**Work item:** For the records that follow, return only the count of lines containing the string "ShauryaNova".

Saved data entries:
*** Begin section ***

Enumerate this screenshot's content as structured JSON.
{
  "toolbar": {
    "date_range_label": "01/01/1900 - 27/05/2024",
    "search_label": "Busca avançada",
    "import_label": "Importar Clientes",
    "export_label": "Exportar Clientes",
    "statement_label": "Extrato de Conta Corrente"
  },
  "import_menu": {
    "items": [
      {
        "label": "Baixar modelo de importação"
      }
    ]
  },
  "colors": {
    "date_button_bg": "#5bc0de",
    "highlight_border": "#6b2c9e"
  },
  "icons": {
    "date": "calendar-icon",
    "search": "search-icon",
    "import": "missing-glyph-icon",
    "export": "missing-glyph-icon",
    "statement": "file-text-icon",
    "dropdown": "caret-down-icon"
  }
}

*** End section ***
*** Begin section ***

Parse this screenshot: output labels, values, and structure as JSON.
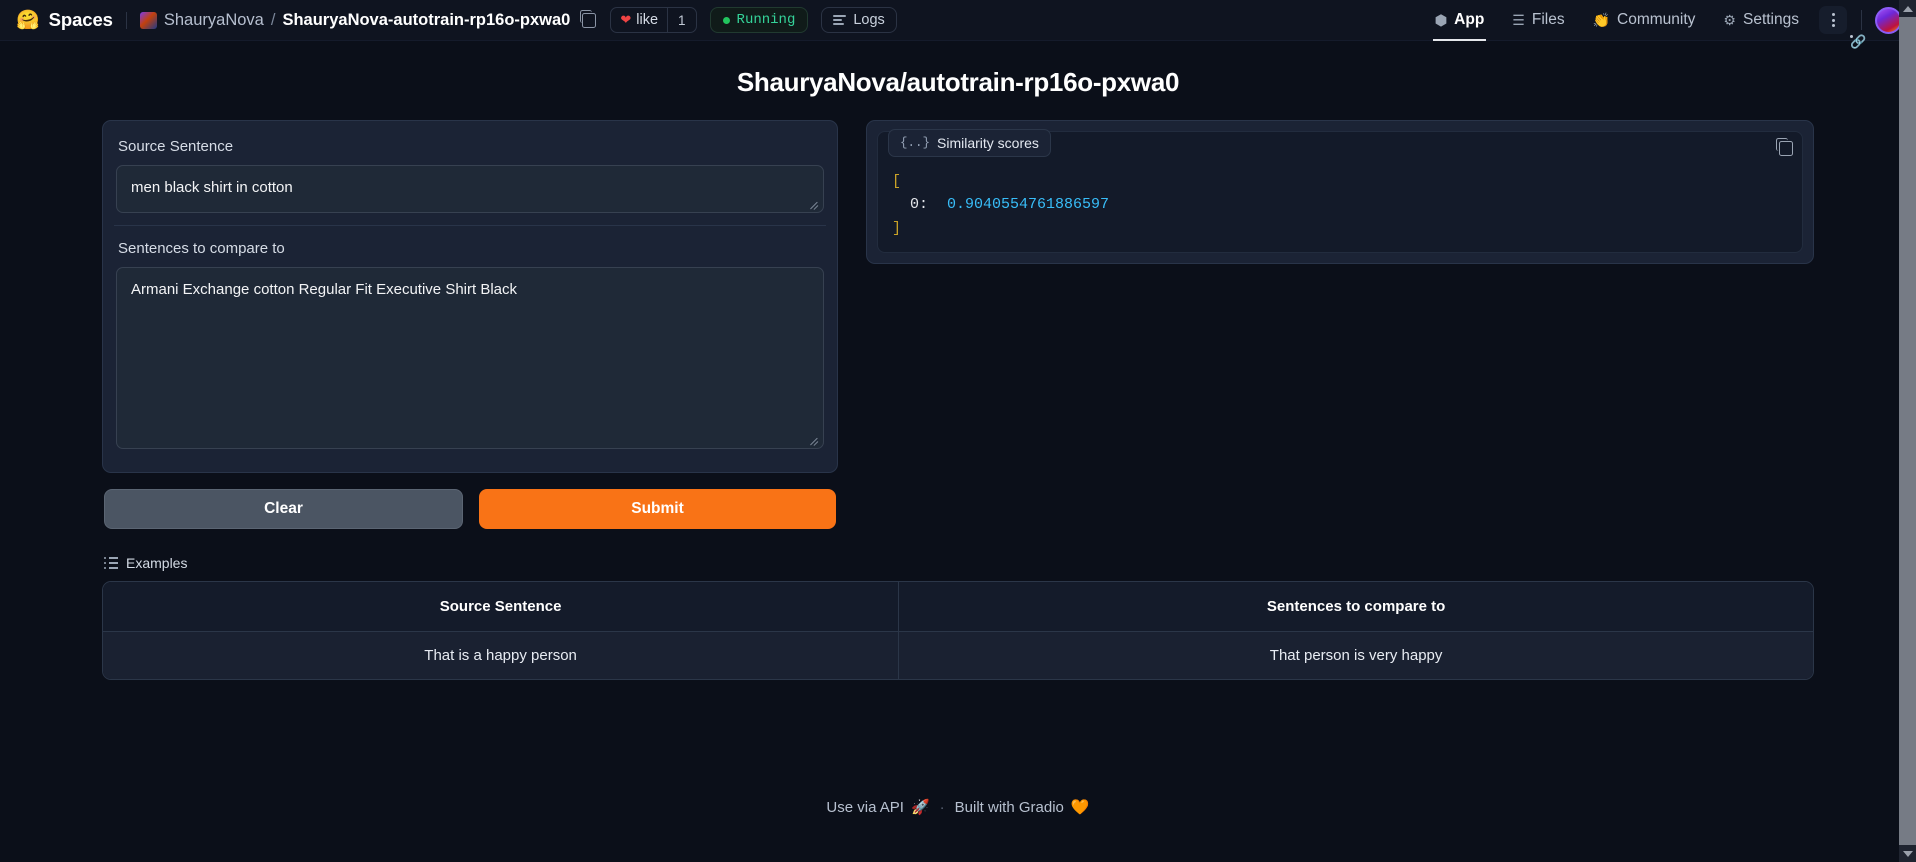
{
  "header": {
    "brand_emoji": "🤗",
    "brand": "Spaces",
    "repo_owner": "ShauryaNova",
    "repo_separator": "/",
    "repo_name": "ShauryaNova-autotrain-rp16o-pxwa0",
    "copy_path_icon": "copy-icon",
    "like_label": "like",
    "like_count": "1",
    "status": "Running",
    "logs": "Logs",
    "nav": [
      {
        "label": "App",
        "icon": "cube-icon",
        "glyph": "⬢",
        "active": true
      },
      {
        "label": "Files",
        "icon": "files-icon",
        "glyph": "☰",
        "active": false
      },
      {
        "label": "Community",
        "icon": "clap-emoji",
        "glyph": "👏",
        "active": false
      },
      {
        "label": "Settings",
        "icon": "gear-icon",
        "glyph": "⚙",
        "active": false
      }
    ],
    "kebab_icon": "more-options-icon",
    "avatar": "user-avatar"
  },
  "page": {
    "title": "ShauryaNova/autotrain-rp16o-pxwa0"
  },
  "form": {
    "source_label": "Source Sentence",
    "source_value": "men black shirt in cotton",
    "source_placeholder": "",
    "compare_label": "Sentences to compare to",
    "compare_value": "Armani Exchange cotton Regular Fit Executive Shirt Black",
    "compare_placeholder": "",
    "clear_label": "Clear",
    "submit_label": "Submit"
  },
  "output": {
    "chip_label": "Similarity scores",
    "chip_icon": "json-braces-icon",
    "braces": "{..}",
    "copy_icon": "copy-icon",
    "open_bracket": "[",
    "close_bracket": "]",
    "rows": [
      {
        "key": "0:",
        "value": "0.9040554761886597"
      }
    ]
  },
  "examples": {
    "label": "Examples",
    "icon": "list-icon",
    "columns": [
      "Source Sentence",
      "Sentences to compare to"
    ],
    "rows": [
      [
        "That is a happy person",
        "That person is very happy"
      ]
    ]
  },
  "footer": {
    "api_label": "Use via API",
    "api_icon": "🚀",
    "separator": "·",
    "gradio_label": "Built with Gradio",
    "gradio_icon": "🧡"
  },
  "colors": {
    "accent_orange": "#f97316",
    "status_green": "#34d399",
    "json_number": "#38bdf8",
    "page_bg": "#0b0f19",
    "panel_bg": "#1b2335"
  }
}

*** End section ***

**Answer to the problem:** 3